After the screening of his heartwarming documentary, it took Chappelle only a few seconds to launch headfirst into his recent troubles. “Week four of being cancelled, it’s crazy,” he began, launching into a tale about how he had to take out an order of protection against a racist neighbor who had turned up at his house a few months ago.
He described that his wife had gifted him a pearl-handled .22 caliber pistol, joking that the last thing someone would say to him before he had to use the weapon would be “f----t.” And if Chappelle did end up going to jail for murder, to escape the roughness of prison he said he would simply claim to identify as a woman.
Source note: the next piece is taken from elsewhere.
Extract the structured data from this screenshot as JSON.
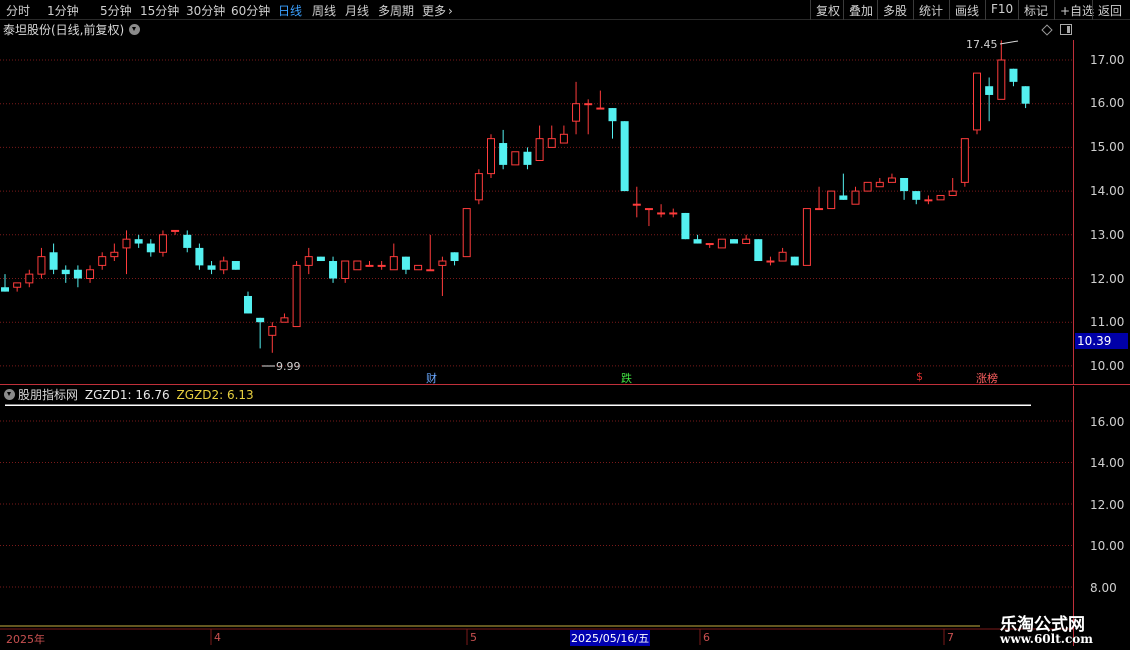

Chappelle continued with his bit, explaining that after getting the order of protection against his neighbor, he offered to pay for his rehab or therapy, because clearly the man was not mentally well.
He said the payment would have to be kept a secret, otherwise other people with no health insurance would come knocking on his door looking for medical help, adding that trans people would be among those asking him to pay for their surgeries.
Chappelle went on to boast that he’s glad he wasn’t technically cancelled, saying he was lucky that he had been surrounded by a circle of friends, later bringing out comedian Jon Stewart, as well as musicians Fat Joe, Busta Rhymes, and Rakim.
He also made a series of pronoun jokes. When introducing the musician H.E.R., he quipped, “It’s a pronoun you don’t hear much!” Later on when riffing with Stewart, Chappelle mentioned that he’d form a transgender tribute band named “They.”
Stewart, who had just professed Chappelle's graciousness and blasted people who wanted to make money off conflict, seemed to shrug the jokes off, adding “Can’t stop, won’t stop,” toward Chappelle’s line of jokes.
Chappelle’s brief set was preceded by thunderous applause following the screening of Untitled by Oscar-winning filmmakers Julia Reichert and Steven Bognar (American Factory).
The documentary is a moving and uplifting work, already earning praise when it debuted at the Tribeca Film Festival over the summer. During the height of the pandemic last spring, Chappelle turned his tiny hometown of Yellow Springs, Ohio, into a comedic destination.
Chappelle flew in friends like Kevin Hart, Chris Rock, Donnell Rawlings, Trevor Noah, Mohammed “Mo” Amer, and David Letterman to perform at an outdoor venue for locals in his town. Michelle Wolf was also a frequent performer—she happened to be staying with Chappelle’s family when quarantine was put in place, and ended up spending months on end with them.
The documentary speaks to the spirit of community, both locally and professionally. While the comedians were able to grace the stage again and embrace one another after months of separation, Chappelle’s neighbors and those from out of town were given some much-needed laughter in such bleak and uncertain times.
Plus the shows provided the town with a serious influx of cash, pumping $9 million into hurting businesses.
But for all the humility and sense of community that Untitled showcased, Chappelle’s decision to gleefully poke at a sore spot weeks after the collective disgust he caused in the name of comedy shows that he never really took the harm and outrage that The Closer caused that seriously.
A leaked version of his set in Ohio showed that Chappelle had nixed some of the offending transphobic material from the tale about his racist neighbor and still managed to gain rapturous laughter from the audience.
It’s clear that Chappelle wants to make the jokes he’s always made and push the buttons he has long pushed, no matter the backlash.
Just a month ago, someone from his team declared that “Dave stands by his art: No more jokes about transgenders until we can all laugh together. The streets are talking, and Dave is listening. At some point, when everyone is open, I’m sure the communities will come together.”
Perhaps that was just another one of Chappelle’s jokes.